“Everyone thought I was a DJ anyway so I thought I’d better actually learnt to mix,” laughs Lauren who grew up with their grandad’s soundsystem in the living room.
“I mix dubstep but with reggae, too, because that’s the style my grandad played. I want to do something different as a DJ, you know? I get seriously fucked off when I pay for a ticket and the DJ is just playing bait crowd pleasers. I want to dig deep, find artists I’ve never heard of dig through their whole collection and find things that will throw people completely. I want to surprise people with music.”
With a digging style that matches the curation of just Be’s mixes and releases, Lauren’s approach to DJing shuns the usually ego-centric behaviour of the culture. They’ve found DJing has been a great way to make Just Be more visible. “You have more opportunities to push out your brand as a DJ, so I kinda learnt to mix as a marketing thing,” Lauren admits. “It’s another way of pushing just Be.”
This selfless style in all aspects of just Be’s output from charity / fund-raising events to the just Be social media channels. The brand’s pages match their fizziness as they share opportunities, start discussions, inform on topics and highlight the skills and actions of as many women and non-binary artists as possible.
“We’re not just focused on the music, we’re focused on changing things in many different aspects,” explains Lauren who has run several successful infographic campaigns.
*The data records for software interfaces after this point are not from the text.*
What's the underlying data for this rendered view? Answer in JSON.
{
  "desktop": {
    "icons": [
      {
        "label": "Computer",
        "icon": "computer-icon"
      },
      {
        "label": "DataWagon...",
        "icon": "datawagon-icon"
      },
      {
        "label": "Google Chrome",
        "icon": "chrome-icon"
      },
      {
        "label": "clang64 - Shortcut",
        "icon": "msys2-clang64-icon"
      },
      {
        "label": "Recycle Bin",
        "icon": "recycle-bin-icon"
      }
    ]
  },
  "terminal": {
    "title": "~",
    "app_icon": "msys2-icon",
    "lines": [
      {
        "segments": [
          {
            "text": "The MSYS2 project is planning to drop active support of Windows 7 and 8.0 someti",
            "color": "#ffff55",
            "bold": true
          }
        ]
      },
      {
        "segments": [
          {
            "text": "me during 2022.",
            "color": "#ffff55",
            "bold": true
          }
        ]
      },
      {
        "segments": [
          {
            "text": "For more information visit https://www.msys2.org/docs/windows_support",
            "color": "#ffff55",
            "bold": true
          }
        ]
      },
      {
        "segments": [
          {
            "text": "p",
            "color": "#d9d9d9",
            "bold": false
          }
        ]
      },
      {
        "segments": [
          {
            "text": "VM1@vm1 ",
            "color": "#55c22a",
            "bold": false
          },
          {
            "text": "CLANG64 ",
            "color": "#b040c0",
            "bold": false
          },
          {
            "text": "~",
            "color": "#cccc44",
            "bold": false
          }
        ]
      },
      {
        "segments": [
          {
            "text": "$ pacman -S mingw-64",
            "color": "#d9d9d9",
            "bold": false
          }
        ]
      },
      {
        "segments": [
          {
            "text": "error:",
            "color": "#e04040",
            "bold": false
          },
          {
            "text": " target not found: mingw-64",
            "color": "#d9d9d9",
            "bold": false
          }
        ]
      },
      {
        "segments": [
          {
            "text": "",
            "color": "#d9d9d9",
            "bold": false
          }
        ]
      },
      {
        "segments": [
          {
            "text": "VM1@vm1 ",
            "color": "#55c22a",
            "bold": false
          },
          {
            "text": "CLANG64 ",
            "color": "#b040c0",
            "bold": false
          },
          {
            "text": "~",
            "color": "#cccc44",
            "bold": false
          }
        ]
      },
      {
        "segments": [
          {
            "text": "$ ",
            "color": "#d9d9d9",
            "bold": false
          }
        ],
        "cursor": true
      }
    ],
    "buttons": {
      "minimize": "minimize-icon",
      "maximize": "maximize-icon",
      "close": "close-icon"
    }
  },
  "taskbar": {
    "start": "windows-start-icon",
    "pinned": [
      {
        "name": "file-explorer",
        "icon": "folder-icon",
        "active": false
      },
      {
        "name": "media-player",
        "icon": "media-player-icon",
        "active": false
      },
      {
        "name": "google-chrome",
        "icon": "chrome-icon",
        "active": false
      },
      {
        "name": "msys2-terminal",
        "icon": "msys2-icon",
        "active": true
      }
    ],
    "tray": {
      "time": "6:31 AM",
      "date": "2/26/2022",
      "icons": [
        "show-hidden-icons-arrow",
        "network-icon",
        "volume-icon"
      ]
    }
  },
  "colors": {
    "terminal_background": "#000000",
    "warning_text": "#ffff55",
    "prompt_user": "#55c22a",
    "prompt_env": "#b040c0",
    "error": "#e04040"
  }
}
One earlier this year focused on how to support people who are suffering mental health issues and another campaign in summer 2021 created awareness about drinks being spiked in clubs last year. The posts went viral and have since led to a forthcoming collaboration which will be revealed in the coming weeks. “All these things are linked for me. People have said to me things like, ‘You’re just a promoter, don’t talk politics, just keep it to the music.’ They don’t get it. Life is so much more than just doing one thing. If I’m part of a positive change and I can see those changes happening, then I can enjoy the music more. Surely that’s how it works?”
It’s a logic that has resonated with many as more artists, brands and music lovers have gravitated towards just Be’s operations. Others, unfortunately, still don’t understand why collectives and organisations such as just Be exist in the first place. “I literally got called sexist on Tik-Tok yesterday!” Lauren sighs with a laugh of despair. “Some people don’t get it. There have been organisations and brands out there that have excluded women and non-binary people forever, we need to exist. And if we don’t change the dialogue then who else will? I read in a book called The Hate You Give something that’s stuck with me forever. The girl said, ‘I’ve been gifted with a voice, I have to use it.’ I’ve lived by that ever since. Say what you need to say!”
Unless, of course, it’s a little too early to say and you’d rather knuckle down, work in silence and come back with that ‘What the fuck!?!’ moment and then say it. A technique that Lauren thrives off, we can expect plenty more WTFs in the future as many plans and projects are bubbling behind the scenes.
“Some stuff is very close to being announced and I really want to tell you,” Lauren exclaims as we wrap up the interview and enjoy the UK’s rare but welcome sunny spell. “But it’s all just a bit too soon. Guess it’s just going to be one of those ‘watch this space’ ones isn’t it?”